Report each line of the data below in which "rotate" appears.

[Dataset rows describing interfaces]
_ _ _ _ _ _ _
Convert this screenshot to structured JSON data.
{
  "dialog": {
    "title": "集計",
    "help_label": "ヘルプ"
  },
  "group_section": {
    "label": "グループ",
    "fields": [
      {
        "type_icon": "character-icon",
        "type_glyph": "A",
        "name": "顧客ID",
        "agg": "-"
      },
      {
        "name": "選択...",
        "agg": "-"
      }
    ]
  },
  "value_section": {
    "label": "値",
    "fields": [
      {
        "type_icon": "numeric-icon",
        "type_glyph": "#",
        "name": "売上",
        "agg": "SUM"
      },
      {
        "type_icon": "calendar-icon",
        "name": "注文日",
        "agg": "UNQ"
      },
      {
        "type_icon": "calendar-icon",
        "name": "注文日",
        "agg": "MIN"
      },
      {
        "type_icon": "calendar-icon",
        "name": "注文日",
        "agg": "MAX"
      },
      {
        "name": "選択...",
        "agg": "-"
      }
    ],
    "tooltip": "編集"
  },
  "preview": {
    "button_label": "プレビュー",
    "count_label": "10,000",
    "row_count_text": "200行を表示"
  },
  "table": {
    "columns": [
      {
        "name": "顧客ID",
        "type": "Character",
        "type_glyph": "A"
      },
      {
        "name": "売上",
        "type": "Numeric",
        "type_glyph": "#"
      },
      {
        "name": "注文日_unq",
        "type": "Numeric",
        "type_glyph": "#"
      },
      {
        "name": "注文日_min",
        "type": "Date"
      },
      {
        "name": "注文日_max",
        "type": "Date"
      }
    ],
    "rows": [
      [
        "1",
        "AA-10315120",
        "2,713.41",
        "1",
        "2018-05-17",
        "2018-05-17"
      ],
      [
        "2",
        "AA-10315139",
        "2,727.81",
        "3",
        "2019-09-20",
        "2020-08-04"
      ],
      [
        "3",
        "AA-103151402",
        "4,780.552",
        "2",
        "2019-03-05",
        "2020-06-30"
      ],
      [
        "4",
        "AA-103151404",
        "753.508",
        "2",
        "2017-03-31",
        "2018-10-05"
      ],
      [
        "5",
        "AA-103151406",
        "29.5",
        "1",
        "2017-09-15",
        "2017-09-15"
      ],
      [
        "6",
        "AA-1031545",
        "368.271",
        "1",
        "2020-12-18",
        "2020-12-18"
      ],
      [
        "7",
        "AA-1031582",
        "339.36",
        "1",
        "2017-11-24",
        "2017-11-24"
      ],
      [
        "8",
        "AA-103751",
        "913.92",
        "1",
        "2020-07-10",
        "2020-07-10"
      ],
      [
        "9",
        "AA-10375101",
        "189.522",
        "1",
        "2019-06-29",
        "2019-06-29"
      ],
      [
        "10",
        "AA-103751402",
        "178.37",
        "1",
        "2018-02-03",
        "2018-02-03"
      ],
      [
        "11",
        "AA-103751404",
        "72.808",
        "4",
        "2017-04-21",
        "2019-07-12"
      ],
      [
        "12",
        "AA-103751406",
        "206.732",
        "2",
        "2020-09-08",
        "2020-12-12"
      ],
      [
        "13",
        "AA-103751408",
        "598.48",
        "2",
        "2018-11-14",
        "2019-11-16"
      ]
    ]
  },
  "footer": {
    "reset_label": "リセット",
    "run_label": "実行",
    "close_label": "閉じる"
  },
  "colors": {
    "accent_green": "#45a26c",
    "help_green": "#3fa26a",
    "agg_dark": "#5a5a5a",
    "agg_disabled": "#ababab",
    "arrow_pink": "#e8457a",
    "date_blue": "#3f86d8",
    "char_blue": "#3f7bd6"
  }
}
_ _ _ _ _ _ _
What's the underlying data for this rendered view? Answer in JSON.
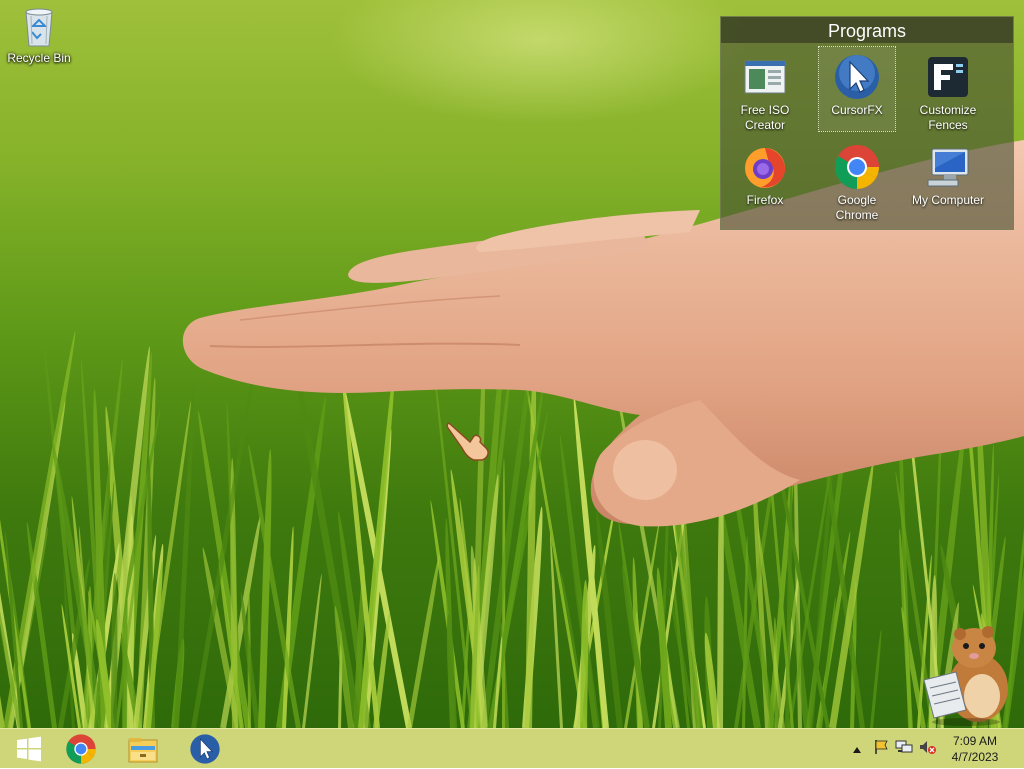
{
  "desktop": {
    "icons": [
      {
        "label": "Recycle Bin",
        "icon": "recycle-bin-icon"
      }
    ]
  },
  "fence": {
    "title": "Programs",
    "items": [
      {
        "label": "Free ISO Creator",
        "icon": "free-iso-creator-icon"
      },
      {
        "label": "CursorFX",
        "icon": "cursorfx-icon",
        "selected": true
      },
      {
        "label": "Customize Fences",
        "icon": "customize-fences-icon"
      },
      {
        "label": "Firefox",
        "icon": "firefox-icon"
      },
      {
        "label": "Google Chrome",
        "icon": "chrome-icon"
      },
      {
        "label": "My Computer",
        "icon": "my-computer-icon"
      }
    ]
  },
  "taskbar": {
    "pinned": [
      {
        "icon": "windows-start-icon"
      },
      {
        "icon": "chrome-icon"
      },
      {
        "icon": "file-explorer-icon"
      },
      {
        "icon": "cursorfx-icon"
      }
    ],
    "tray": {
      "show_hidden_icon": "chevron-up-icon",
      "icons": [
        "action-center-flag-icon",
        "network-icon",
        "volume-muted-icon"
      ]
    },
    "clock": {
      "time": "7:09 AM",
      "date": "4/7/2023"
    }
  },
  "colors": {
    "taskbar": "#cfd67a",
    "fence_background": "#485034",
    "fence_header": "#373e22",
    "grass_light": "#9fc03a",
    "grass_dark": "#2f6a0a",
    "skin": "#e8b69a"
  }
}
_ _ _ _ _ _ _
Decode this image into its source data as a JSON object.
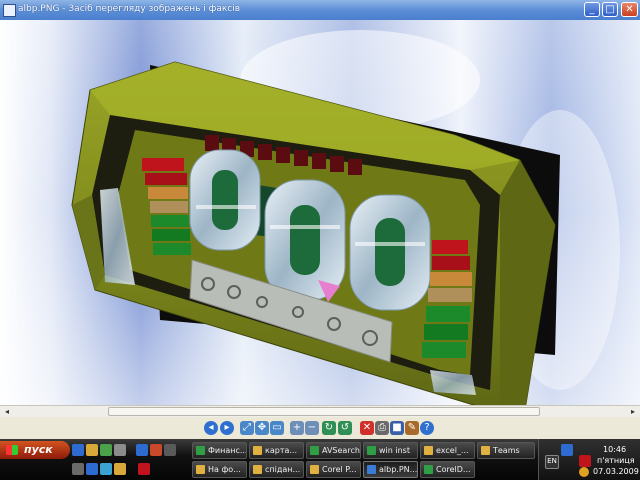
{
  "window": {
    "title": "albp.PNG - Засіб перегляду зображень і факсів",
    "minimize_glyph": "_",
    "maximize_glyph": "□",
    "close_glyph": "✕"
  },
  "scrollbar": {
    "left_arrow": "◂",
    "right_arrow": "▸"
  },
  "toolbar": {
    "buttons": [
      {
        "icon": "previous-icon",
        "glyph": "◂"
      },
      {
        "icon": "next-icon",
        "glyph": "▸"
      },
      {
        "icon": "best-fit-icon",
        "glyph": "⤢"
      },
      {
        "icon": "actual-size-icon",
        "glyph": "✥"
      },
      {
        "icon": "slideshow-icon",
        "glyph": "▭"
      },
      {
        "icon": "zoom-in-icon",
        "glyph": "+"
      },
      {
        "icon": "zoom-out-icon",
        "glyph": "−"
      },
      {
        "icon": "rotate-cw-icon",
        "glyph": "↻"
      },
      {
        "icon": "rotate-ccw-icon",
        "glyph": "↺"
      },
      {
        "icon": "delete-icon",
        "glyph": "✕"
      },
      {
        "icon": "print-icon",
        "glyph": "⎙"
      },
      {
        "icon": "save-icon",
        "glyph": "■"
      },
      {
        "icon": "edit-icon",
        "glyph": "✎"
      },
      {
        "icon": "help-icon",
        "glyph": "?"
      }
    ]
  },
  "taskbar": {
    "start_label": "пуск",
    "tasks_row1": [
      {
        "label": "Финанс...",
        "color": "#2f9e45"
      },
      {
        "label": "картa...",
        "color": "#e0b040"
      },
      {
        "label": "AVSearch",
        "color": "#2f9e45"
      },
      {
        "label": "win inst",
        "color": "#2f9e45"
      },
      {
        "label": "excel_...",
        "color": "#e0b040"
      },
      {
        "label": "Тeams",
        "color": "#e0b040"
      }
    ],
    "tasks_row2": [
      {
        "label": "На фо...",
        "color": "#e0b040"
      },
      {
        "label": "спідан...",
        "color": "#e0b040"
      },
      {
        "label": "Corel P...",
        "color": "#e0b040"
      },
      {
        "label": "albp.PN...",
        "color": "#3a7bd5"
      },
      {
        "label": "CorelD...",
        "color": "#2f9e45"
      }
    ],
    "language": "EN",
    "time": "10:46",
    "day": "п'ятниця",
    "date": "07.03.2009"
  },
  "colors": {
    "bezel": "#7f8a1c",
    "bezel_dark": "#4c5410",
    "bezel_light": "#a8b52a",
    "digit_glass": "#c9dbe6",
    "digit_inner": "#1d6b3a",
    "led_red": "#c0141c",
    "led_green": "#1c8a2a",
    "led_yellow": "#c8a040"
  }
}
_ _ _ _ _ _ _
Completed exercise —
        "icon": "rotate-cw-icon",
        "icon": "rotate-ccw-icon",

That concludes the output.